Rieslings typically have strong aromas of apples, peaches, pears, with crisp mineral/steel background. When made with riper, late-harvest fruit, Riesling displays varying intensities of a honeylike character.

Rieslings go wonderfully with fruit salads, soft cheeses, veggie centered poultry dishes, crostini, and savory desserts (to balance the sweetness Rieslings posses) like goat cheesecake, bittersweet chocolate, and shortbreads.

From SS: Herbed Chicken with Balsamic Bell Peppers

From SOS: Pineapple Cashew Quinoa

Sauvignon Blanc


A dry wine made in a variety of styles, sometimes called Fume Blanc in the United States, Sauvignon Blanc has a grassiness or green herbaceousness, like the fresh scent of spring in bloom. White melon, grapefruit, and subtle fig to white peach, pineapple, mango. Sauvignon Blanc ranges from buttery and rich to crisp and light.

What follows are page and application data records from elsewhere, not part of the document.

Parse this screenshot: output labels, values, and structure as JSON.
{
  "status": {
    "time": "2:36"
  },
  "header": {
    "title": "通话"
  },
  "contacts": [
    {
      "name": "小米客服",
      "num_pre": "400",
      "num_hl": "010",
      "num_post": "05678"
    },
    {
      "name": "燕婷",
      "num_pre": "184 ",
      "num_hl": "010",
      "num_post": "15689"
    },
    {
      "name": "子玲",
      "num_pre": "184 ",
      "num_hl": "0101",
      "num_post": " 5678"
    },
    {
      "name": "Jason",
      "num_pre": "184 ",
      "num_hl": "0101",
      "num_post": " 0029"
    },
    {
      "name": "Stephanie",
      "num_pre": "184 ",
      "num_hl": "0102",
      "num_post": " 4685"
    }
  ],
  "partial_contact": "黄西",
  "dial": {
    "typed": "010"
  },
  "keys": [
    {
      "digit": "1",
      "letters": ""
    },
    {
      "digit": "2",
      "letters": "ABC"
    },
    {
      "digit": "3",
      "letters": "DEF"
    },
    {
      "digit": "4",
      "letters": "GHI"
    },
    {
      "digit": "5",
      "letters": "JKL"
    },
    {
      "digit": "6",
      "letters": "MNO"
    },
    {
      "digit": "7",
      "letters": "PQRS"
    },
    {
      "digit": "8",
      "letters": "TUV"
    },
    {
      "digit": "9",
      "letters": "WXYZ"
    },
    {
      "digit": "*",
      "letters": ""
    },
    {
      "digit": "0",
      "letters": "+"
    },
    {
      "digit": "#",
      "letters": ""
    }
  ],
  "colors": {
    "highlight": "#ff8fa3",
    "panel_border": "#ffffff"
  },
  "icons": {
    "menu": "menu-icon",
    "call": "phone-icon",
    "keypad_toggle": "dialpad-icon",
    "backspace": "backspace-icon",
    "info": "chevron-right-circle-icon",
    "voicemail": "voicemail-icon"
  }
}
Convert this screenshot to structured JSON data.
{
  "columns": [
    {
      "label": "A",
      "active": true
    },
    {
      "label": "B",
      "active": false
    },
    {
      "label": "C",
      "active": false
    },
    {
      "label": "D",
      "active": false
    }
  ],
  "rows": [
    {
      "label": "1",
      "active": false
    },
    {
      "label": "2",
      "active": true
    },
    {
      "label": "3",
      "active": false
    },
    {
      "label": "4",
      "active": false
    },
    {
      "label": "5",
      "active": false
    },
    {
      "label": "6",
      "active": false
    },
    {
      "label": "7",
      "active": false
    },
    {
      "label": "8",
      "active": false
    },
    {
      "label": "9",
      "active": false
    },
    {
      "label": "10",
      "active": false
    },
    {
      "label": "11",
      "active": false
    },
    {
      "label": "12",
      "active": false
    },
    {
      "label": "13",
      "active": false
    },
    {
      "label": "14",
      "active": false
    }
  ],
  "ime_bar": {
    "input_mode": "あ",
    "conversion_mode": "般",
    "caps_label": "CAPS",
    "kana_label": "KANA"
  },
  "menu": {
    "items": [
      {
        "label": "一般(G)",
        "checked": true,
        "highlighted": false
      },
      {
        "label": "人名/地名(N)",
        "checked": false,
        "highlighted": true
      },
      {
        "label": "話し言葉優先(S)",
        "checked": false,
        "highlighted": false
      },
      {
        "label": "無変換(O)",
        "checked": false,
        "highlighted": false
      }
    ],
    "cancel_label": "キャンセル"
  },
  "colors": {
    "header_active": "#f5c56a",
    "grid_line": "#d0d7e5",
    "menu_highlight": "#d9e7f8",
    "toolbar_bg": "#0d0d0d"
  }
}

Personally, I like my Sauvignon straight up. This is my go to sipping wine because it is so light and balanced and flavorful. When paired with food, however, I think it tastes best with spicy asian foods, grilled foods, white and cream based seafood dishes and pizza.

From SS: Grilled Satay Chicken with Spicy Peanut Sauce

From SOS: Shrimp and Grits



Made from the Nebbiolo grape; other reds made from this grape include Nebbiolo (lightest), Barbaresco (medium), Barolo is deepest, fullest flavored. Bouquet of violets, smoke and rose, with flavors of cherry, truffle, fennel, licorice and tar. High levels of tannin- which some people are sensitive to, so be careful!

Pair with earthy &  rich foods, like beef, lamb, mushrooms, full flavor cheeses and coffee based desserts.

From SS: Sundried Tomato & Goat Cheese Stuffed Portabellas

From SOS: Pimento Cheese Smothered Filet with Roasted Broccoli


Picture 543

Sangiovese is a unique grape that has high acidity and a thin skin, which makes it difficult to master. Spicy black cherries, plum, vanilla, oak and other unripe fruit flavors are most prominent. The dryness makes it a great wine to pair with entrees, but can be difficult to find an appropriate dessert that matches well.

The acidity makes it perfect to drink with any tomato-based dish, pastas, and hearty meat stews, particularly of the Italian style.

From SS: Tomato & Leek Braised Chicken
From SOS:
Vegan Eggplant Parm

When it comes to pairing food with wine, never forget Rule #1- NO RULES! The more you experiment with wine and food, the more you teach yourself. And that really is the best way to learn- in the kitchen, with a glass of good wine.


Are you a wine lover? What’s your favorite kind of wine?